What you will do. Below are records; count how many of their lines contain the string "jewelry", and give only that number.

Saved entries.
———

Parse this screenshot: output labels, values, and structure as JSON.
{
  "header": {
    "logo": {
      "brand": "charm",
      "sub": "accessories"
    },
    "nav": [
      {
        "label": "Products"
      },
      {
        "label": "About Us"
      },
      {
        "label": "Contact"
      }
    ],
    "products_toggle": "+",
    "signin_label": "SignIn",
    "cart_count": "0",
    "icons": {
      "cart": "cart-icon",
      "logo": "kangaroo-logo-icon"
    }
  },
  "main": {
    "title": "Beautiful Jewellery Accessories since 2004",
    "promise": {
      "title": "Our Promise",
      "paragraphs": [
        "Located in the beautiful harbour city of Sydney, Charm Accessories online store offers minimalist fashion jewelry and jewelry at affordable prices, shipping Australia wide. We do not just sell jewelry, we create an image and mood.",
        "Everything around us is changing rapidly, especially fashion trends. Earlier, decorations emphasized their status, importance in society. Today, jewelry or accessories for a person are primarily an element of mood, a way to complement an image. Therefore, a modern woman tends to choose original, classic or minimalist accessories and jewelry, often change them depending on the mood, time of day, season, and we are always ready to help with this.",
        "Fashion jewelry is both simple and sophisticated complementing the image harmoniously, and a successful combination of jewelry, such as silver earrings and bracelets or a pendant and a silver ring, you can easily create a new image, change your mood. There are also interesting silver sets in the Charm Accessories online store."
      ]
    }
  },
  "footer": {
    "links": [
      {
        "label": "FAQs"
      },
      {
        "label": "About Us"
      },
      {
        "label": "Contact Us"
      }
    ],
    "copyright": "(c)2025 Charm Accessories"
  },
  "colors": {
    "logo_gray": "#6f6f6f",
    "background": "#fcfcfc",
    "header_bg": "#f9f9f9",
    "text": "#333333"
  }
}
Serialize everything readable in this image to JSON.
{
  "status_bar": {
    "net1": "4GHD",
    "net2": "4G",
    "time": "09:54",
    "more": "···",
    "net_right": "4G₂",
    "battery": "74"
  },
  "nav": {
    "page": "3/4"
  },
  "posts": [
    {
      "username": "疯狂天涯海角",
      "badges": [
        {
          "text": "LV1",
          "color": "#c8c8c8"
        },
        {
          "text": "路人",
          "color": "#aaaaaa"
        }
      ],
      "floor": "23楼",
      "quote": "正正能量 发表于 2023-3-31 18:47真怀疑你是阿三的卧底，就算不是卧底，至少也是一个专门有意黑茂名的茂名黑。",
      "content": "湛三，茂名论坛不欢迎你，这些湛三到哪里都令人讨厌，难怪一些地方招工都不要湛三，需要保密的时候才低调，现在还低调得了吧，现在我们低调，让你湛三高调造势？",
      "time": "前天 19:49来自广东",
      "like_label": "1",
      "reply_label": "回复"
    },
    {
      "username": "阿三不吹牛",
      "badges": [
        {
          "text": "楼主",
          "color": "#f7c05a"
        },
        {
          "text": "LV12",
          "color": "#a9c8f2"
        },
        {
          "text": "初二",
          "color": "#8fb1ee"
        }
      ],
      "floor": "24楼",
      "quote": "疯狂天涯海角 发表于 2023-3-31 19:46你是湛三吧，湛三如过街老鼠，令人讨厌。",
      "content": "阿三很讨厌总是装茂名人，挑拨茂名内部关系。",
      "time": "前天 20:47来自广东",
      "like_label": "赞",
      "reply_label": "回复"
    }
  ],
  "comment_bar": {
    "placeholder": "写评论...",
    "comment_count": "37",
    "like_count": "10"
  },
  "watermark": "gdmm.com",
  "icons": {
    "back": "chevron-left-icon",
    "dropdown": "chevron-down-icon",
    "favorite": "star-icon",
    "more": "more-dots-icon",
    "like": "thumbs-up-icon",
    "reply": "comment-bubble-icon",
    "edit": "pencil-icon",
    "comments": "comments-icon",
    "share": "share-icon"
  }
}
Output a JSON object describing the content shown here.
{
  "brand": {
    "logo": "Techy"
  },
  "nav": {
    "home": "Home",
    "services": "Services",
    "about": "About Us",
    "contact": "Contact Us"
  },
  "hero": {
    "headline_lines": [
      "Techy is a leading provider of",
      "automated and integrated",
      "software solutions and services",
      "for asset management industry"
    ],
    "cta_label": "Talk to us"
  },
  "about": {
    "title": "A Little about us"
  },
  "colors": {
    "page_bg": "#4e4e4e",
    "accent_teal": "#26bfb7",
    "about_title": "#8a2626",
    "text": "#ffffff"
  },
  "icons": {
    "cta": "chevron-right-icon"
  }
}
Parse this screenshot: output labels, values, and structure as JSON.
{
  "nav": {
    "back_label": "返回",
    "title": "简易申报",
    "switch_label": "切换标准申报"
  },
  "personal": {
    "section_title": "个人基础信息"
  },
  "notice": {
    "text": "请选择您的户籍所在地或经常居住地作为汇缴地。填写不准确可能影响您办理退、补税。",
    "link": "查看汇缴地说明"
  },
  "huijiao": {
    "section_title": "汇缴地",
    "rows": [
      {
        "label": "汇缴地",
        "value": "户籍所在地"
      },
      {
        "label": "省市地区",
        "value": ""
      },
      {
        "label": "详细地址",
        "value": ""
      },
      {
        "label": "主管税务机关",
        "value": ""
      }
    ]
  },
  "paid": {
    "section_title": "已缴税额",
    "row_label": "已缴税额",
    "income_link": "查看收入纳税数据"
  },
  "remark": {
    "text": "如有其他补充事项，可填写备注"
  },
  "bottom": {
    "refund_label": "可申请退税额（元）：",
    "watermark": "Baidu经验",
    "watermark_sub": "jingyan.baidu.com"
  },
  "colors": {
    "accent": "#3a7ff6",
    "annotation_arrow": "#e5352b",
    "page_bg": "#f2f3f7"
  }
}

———

Result of the task. 3